C. S. Lewis once said, “Hell begins with a grumbling mood, always complaining, always blaming others.”
You don’t have to agree with Lewis’s eschatology to know that grumbling is ungodly.
Sad to say, James had to warn his readers against it—providing us with another “one another” command:
Therefore be patient, brothers and sisters, until the coming of the Lord. The farmer waits for the precious produce of the soil, being patient about it, until it gets the early and late rains. You too be patient; strengthen your hearts, for the coming of the Lord is near. Do not complain, brothers and sisters, against one another, so that you may not be judged; behold, the Judge is standing right at the door (James 5:7-9 NASB).
Do not complain. The NKJV translates this as grumble. Zane Hodges says it translates a word that means “to groan” or “to sigh.”
Have you ever complained, grumbled, groaned, or sighed at your fellow Christians?
I’m sure we all have.
So did James’s readers.
As Michael Eaton explains, James’s readers had plenty of reason to be bitter:

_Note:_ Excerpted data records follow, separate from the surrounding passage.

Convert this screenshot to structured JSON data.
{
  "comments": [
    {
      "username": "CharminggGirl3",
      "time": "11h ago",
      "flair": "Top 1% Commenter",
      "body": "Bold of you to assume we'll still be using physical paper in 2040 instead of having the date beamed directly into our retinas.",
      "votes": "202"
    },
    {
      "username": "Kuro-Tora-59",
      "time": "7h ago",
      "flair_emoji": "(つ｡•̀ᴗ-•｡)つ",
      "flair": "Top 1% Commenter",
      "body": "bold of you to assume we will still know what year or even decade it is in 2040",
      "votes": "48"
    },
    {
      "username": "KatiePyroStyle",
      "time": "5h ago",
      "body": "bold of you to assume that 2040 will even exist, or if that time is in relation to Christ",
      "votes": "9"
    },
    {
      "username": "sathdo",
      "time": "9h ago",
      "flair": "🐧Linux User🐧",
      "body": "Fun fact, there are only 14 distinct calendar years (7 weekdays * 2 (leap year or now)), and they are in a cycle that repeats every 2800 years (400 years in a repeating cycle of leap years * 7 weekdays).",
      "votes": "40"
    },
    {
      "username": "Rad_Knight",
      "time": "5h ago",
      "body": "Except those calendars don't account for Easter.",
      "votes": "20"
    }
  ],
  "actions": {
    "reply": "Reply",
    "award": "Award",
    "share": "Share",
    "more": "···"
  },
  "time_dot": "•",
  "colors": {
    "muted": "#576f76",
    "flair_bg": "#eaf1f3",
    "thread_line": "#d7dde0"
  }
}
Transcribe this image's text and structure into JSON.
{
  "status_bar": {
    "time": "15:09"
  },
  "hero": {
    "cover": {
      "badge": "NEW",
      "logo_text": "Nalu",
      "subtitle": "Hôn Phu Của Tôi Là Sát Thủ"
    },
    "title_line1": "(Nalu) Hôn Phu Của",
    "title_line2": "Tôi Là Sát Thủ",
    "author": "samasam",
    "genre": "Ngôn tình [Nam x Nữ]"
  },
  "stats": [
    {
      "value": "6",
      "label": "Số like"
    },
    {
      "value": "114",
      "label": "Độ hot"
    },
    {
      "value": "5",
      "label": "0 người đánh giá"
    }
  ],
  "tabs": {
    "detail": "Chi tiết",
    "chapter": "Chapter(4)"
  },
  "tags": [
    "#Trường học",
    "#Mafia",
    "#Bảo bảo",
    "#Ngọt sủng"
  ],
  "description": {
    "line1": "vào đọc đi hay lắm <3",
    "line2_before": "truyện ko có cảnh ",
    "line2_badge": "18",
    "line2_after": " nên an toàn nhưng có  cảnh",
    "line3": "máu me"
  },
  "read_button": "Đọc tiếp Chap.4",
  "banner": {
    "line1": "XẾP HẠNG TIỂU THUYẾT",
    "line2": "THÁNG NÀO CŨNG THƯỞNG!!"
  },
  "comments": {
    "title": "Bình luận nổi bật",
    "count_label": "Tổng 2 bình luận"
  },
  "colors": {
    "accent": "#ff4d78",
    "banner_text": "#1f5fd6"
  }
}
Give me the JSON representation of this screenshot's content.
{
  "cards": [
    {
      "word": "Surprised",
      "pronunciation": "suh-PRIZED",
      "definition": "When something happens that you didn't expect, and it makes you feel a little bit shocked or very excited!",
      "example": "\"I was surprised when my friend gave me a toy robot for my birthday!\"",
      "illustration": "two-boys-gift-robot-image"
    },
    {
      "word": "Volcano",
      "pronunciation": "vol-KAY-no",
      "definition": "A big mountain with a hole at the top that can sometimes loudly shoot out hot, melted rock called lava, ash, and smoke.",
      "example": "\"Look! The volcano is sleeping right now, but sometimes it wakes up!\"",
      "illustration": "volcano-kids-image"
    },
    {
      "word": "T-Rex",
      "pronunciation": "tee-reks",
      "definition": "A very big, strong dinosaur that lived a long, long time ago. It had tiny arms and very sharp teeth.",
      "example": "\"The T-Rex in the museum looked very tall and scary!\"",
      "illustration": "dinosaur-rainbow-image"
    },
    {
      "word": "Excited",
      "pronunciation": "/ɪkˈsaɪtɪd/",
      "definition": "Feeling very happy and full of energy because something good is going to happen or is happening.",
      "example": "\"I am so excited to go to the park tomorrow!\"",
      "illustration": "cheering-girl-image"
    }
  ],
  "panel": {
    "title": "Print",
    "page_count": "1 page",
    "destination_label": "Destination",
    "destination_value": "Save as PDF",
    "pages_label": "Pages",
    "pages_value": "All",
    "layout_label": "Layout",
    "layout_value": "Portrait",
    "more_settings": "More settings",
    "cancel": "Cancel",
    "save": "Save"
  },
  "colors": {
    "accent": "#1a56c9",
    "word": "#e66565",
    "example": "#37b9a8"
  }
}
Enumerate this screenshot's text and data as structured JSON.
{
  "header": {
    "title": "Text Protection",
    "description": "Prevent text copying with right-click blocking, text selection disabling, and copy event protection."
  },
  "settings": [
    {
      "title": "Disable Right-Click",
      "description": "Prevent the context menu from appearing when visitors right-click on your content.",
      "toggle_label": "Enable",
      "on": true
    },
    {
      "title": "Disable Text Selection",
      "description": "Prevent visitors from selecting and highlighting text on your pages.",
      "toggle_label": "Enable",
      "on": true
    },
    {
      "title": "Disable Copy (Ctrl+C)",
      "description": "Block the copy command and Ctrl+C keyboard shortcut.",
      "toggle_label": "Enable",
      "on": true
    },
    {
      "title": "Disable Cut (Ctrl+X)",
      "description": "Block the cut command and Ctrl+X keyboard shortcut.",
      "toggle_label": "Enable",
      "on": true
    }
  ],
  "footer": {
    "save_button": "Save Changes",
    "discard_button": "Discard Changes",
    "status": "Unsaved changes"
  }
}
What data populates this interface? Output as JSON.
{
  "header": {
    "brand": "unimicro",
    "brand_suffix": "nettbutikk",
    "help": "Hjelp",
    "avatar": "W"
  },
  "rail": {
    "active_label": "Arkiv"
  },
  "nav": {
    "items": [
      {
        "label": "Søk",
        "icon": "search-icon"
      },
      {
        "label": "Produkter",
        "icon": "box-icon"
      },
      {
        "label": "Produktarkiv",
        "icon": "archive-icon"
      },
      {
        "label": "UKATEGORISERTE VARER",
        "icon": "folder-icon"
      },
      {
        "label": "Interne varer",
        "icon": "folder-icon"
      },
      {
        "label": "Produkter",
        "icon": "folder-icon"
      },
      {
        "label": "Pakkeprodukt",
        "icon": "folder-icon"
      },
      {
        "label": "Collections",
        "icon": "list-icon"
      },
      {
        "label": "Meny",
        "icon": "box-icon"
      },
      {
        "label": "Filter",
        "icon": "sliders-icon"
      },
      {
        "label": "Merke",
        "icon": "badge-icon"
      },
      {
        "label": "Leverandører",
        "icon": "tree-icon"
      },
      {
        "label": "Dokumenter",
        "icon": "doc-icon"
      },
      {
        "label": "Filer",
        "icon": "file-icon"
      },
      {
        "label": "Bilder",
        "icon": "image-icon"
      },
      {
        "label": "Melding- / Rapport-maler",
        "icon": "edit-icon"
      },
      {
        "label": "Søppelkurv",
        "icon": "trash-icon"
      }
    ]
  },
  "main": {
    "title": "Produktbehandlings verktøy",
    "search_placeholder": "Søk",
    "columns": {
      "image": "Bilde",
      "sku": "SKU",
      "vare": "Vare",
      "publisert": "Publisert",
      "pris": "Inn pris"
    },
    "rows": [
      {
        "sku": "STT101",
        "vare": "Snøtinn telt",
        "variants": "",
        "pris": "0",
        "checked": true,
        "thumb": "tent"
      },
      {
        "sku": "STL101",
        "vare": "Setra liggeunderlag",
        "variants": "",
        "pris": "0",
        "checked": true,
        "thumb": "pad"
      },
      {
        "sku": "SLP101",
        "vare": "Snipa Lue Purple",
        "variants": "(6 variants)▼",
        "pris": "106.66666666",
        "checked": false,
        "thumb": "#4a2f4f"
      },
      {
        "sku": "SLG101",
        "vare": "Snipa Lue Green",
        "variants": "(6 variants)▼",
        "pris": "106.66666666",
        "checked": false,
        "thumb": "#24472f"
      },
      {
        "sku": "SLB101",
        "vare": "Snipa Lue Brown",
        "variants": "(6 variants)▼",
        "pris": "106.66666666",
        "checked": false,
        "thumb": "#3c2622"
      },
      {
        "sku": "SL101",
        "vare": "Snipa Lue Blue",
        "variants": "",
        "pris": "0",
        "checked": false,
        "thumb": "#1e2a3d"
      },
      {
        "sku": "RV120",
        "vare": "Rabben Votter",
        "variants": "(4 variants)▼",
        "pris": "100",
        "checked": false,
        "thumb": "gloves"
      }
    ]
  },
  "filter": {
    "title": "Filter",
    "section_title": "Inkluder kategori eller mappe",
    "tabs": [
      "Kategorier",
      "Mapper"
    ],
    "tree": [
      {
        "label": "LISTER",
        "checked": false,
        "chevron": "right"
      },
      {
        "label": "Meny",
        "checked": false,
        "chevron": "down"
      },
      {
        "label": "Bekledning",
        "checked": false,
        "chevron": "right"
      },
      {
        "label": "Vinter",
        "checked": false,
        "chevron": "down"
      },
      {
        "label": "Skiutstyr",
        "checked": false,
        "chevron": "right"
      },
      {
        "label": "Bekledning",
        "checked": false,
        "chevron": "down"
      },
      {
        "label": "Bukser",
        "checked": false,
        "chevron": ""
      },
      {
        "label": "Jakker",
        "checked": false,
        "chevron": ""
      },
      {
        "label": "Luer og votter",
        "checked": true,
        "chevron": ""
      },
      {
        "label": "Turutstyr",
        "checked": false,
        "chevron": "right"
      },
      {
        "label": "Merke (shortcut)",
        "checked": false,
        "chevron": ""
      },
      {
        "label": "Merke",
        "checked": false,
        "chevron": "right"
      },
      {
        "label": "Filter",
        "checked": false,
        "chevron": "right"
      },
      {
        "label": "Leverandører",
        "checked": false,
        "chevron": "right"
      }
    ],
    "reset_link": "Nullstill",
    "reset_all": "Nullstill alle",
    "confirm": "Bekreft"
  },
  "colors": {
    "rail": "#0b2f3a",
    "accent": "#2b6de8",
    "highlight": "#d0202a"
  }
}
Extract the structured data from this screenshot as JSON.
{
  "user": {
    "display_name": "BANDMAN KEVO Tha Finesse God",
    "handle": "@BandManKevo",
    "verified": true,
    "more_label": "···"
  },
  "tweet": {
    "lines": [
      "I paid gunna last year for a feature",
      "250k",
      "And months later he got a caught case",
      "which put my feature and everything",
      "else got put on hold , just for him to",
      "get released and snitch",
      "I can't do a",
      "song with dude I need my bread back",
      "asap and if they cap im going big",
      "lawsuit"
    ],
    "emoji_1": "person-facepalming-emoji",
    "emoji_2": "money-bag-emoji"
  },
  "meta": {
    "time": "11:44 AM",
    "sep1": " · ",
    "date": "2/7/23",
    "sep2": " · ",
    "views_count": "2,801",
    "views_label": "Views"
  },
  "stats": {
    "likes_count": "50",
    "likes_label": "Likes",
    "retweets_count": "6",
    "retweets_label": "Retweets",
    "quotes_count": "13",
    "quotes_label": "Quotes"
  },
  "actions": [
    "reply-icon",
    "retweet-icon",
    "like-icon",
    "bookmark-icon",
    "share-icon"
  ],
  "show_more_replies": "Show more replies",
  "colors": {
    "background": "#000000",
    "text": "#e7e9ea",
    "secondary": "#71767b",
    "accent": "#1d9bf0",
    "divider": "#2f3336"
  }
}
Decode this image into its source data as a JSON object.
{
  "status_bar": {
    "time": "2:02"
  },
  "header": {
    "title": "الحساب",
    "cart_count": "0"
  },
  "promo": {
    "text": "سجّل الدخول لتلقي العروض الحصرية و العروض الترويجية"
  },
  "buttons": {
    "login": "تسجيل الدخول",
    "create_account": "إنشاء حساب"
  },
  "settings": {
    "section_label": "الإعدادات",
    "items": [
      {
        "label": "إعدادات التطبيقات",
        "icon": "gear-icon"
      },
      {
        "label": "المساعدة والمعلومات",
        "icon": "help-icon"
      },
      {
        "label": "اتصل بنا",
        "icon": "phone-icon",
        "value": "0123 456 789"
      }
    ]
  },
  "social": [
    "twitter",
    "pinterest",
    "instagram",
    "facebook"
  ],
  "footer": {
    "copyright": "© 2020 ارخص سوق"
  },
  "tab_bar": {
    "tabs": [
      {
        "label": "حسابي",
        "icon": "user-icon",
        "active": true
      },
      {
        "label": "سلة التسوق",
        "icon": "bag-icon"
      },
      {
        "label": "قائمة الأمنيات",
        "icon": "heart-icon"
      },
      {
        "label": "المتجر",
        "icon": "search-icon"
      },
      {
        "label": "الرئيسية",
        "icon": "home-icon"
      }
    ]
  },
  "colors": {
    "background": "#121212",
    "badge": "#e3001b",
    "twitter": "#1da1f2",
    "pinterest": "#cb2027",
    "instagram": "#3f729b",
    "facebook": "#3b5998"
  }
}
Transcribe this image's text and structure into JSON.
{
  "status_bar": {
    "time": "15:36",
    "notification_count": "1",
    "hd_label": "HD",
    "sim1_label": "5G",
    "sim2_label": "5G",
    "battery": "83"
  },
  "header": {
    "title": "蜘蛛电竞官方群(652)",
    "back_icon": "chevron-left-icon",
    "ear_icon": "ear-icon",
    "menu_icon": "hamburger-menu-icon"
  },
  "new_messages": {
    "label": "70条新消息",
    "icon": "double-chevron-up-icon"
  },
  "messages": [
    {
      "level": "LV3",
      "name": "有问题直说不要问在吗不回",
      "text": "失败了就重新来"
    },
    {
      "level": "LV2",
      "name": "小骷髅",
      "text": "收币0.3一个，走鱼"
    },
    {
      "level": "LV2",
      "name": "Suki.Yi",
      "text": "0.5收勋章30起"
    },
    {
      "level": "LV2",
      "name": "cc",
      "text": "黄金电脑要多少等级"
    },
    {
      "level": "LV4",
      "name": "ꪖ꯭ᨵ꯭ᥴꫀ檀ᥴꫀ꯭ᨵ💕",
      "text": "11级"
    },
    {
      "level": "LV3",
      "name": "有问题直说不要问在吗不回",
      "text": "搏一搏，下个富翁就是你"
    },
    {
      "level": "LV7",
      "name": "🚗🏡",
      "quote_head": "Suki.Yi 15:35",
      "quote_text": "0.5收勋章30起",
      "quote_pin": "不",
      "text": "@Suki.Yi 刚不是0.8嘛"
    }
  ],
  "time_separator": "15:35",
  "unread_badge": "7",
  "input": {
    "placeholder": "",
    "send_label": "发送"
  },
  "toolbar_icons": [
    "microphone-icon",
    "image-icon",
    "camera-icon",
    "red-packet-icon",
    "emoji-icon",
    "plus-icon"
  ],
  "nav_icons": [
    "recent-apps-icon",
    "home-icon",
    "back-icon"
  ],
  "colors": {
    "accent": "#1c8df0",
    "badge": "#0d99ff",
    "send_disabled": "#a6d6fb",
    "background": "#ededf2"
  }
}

The greatest troubles involve people. It is bad enough when circumstances are against us, but it can be even worse when a close friend or a fellow Christian turns against us. Here in James’ time, rich Christians were badly treating poorer Christians. There was a terrible temptation for the poorer Christians to be bitter. But we never get very far in the Christian life unless we develop a forgiving spirit. We have to learn not to complain, not to get bitter. We have to learn to leave the matter with God totally! God will act for us, but only if we leave the matter to him [sic]! (Eaton, The Branch Exposition of the Bible, p. 1061).
As his readers suffered trials, James urged them to be patient because the Lord is coming. We’re like farmers waiting for the rains to come. But we do more than wait for the rains—we expect them to come, even though the exact time of their coming is out of our control. Likewise, we expect the Lord to come at any time, and that should give you hope.
But it should also give you pause.
Jesus is not only coming to rescue you from the wrath to come (1 Thess 1:10), He is also coming as Judge—not for your eternal destiny, but for your rewards.
One day you will stand before the Judgment Seat of Christ to have your life judged and rewarded according to what you did, whether good or bad (2 Cor 5:10). Knowing that He will evaluate your life should make you more cautious about complaining about the Christians around you.
In short, don’t grumble against others so that when you stand before Jesus at the Bema, He won’t grumble against you.